Around here, spring is a long awaited season for many reasons. We’re not big into winter activities so when the days lengthen and warmer sunshiny days finally arrive, we’re more than ready to head outdoors.
At first it’s pure exhilaration — enjoying the woodsy scent of our ‘Wildwood’ acres and marsh, the sound of returning zippy, dippy hummingbirds, glimpses of new buds and greening shrubs. And then … reality sets in.
There is SO much outside work to do in the spring. We’ve lived on this acreage for 23+ years. When we came, there were a few garden beds but none at the back of the house where we tended to spend most of our time. So, year by year we added more. A curved bed here. A rockery there. A few ornamental trees (as if we didn’t have enough trees already!). A strawberry bed to accompany the blueberry bushes.
As the years evolved, so did the property. We pruned leaning-for-the-sunshine shrubs and relocated others, divided and tried to conquer overgrown perennials, replaced things that didn’t like our shady acidic conditions.
And every year, my hubby dutifully power-raked the winter’s accumulation of moss from of the lawns, limed and fertilized them, then power-washed the green grunge off the deck, house and driveway. It was (and is) never-ending, but when one’s home is surrounded on all four sides by tall trees, you keep ahead of these tasks, or they become overwhelming.
The only problem has been that as the plantings matured, so did we. As the yardwork increased, our energy waned. Twenty-three years ago I loved spending a day puttering in the gardens. Age and arthritis have reduced my ambitions to an hour at best, sometimes less. While dear hubby gets a whole lot more done than I do in a session, everything takes him longer, too.
Two years ago our family contributed to a gift certificate for his eightieth birthday for several hours of a landscaping service. He elected to use it for the initial spring cleanup. The business was a local one, run by a very energetic young women who astounded us with her speed and efficiency. My hubby says she gets more done in three hours than he could possibly accomplish in three weeks! As a result, we’ve come to rely on her every spring.
Having a little help means maintaining the property is still possible for us. Otherwise, I think we’d have to consider downsizing, and we’re reluctant to make that decision yet. We appreciate the space here, the peacefulness, the great (but not-elbow-close) neighbours, the wildlife. City living just can’t compete with this semi-rural lifestyle we’ve come to love.
COVID-19’s mandated physical distancing and staying at home is no hardship to us, although we do miss seeing our friends and family. At the rate this pandemic is progressing, we could be in enforced isolation far longer than we expected. The scoured lawn will turn green and lush. We’ll soon be bringing out the deck furniture, and before long there will be a few baskets of flowers added, but it’s possible we won’t be able to have neighbours over, family gatherings, or the annual church barbeque…nobody will be here but us to enjoy them.

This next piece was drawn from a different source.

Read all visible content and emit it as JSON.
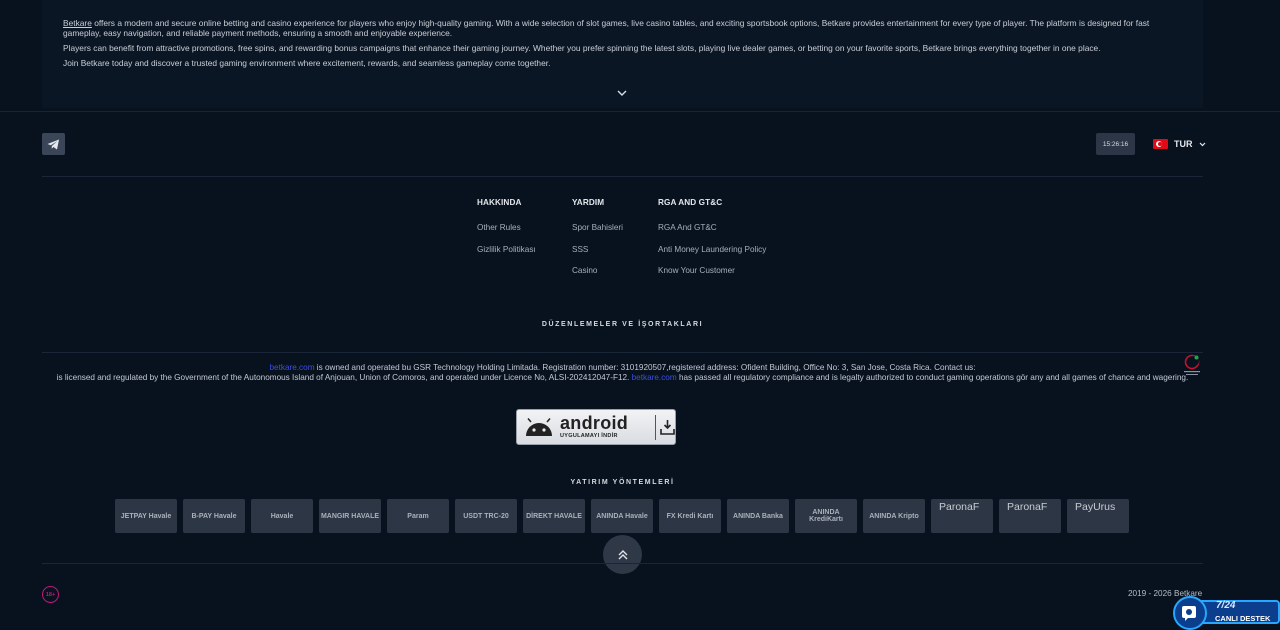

This spring is unique in our experience. We’re learning to distinguish between aloneness and loneliness. I don’t know how I feel about that yet.